“It was fun,” James said, “while it lasted.”
In sports, unlike advertising, there is no script, and the Knicks ruined a great party with a shocking 95-90 win. James did not play a good game or even an average one. He made 5 of 15 shots, committed eight turnovers, and only found easy baskets when he was cherry picking Kevin Love outlets. He threw a pass into the seats when Kyrie Irving cut inside. He fouled Carmelo Anthony taking a three. He scrapped with Jason Smith of all people. Selecting a James highlight is hard, besides the lay-up he sank over Anthony, while being dragging down by the jersey.
“Play the game, not the occasion,” cautioned David Blatt, Cleveland’s rookie coach. But, at morning shoot-around, James called the game “probably one of the biggest sporting events that’s up there ever.” He built it into something even more significant than it was. James attributed his struggles to the Cavaliers search for chemistry, a reasonable explanation, considering how quickly this roster was slapped together. In the first half, the Cavs moved the ball well, though at times they over-passed. In the second half, the offense stalled, as stars went one-on-one. The Cavs should score as easily as any team in the NBA, but occasionally they recalled the 2010-11 Heat, albeit without the frenetic defense.
“I think we spiked at a certain point,” Blatt said. “We’ve been excited about this game for a long time. We used that emotion in a positive way and then … we kind of dropped off the map.”
Blatt acknowledged that Cleveland must do a better job putting James in motion, which could mean more pick-and-rolls, particularly potent when run with Love. The Cavaliers don’t have time to regroup. They now embark on a challenging four-game road trip, with a date Friday in Chicago, followed by a test Tuesday in Portland.
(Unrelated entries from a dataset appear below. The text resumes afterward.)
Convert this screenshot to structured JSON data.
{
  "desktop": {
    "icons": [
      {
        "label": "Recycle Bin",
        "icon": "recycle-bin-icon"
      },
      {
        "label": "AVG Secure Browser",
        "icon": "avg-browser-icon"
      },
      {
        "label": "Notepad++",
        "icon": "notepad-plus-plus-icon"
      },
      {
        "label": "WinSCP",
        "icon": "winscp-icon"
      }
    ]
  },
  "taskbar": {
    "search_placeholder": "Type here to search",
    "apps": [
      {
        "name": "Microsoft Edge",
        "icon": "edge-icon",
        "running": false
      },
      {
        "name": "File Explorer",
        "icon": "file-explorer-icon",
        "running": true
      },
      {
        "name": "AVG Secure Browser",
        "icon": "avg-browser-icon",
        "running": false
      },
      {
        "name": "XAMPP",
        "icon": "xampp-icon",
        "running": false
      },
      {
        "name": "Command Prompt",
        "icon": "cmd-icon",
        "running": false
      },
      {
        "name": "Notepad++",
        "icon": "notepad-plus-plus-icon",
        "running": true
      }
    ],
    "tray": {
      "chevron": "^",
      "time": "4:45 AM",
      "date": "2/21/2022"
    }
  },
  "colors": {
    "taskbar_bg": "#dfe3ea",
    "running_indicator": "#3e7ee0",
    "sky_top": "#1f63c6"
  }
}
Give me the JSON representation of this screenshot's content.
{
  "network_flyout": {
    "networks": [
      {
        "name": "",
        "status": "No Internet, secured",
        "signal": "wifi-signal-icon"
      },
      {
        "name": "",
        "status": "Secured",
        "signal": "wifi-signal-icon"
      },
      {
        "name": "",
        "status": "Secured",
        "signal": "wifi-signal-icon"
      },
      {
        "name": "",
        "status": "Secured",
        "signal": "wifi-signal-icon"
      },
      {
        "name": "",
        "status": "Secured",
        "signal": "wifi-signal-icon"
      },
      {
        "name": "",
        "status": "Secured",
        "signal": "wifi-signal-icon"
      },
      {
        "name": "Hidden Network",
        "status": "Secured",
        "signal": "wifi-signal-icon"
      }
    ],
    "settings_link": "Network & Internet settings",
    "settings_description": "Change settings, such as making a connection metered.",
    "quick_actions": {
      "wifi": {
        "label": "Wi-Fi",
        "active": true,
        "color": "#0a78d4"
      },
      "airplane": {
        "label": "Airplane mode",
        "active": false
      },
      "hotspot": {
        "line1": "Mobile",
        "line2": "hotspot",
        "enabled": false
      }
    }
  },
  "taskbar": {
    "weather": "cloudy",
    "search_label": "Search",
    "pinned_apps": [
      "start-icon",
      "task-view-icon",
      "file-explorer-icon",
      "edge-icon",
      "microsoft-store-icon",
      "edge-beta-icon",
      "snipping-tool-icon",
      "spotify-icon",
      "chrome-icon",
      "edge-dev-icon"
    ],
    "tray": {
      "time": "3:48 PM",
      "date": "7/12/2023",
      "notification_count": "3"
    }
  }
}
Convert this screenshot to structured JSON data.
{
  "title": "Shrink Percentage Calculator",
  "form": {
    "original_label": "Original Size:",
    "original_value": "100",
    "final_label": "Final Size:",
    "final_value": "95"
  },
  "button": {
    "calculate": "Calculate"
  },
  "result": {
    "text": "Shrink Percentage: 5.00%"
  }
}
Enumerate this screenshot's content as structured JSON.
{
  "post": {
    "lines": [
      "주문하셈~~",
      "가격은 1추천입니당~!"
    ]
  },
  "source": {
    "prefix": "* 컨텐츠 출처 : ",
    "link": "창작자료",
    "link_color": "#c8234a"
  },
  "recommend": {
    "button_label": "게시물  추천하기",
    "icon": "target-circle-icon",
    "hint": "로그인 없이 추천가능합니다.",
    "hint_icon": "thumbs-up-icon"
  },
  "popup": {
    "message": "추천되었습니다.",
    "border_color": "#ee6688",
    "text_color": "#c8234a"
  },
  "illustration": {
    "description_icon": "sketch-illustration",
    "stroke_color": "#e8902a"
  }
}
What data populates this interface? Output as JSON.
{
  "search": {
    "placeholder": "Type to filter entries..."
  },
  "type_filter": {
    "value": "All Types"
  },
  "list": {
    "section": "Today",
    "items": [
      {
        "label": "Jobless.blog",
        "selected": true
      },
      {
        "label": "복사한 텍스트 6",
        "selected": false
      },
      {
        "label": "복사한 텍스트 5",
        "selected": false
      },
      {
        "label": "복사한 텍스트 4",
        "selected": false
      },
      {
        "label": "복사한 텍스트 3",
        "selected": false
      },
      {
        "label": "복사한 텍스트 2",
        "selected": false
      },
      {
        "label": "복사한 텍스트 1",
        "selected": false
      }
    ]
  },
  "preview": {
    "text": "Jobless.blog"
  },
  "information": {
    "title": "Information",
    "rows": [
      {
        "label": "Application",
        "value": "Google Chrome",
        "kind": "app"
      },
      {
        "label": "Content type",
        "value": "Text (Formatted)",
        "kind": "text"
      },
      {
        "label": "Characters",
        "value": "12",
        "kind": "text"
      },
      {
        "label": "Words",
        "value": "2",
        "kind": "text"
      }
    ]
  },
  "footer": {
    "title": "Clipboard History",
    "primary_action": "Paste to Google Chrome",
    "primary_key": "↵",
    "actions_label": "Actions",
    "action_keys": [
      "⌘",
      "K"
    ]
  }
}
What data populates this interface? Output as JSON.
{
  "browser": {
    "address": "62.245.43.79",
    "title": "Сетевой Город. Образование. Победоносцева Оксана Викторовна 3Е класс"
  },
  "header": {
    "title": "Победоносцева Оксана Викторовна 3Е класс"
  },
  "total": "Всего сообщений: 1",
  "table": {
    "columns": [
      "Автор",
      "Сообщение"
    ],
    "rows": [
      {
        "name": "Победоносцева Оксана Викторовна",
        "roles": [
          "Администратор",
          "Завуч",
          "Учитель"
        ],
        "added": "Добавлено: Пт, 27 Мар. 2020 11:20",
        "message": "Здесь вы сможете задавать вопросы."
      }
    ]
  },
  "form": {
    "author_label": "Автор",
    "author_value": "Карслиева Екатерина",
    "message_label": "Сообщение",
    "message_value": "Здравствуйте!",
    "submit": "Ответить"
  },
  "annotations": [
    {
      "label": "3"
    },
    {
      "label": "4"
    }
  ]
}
Perhaps they will find a bit of normalcy on the road, without Justin Bieber roaming the corridor outside their locker room, singing quietly to himself.
“It’s crazy,” said Cavs forward Tristan Thompson. “And it’s just beginning.”
If Cleveland takes a few weeks to find its groove, James will surely point back to those 2010-11 Heat, who proved a 9-8 start does not portend doom. Standing at his corner locker late Thursday night, he appeared unexpectedly upbeat, reviewing bad passes and missed shots with a self-deprecating smile. “I didn’t press,” he said. “I didn’t do much.”
The coronation did not go at all as planned, and in a way, that was appropriate. James traditionally does his best work in the crosshairs, when he is being doubted, not exalted. That’s part of the reason he appealed to this region in the first place. “Hard times are what we do,” said Cleveland mayor Frank Jackson, watching the game from a suite. “Challenges are part of life. It’s how you deal with it. He deals with it every time. That’s why he’s the best.”
The homecoming game will forever be part of the James oeuvre, another event that produced another storyline, significant until in a few hours the next one comes along.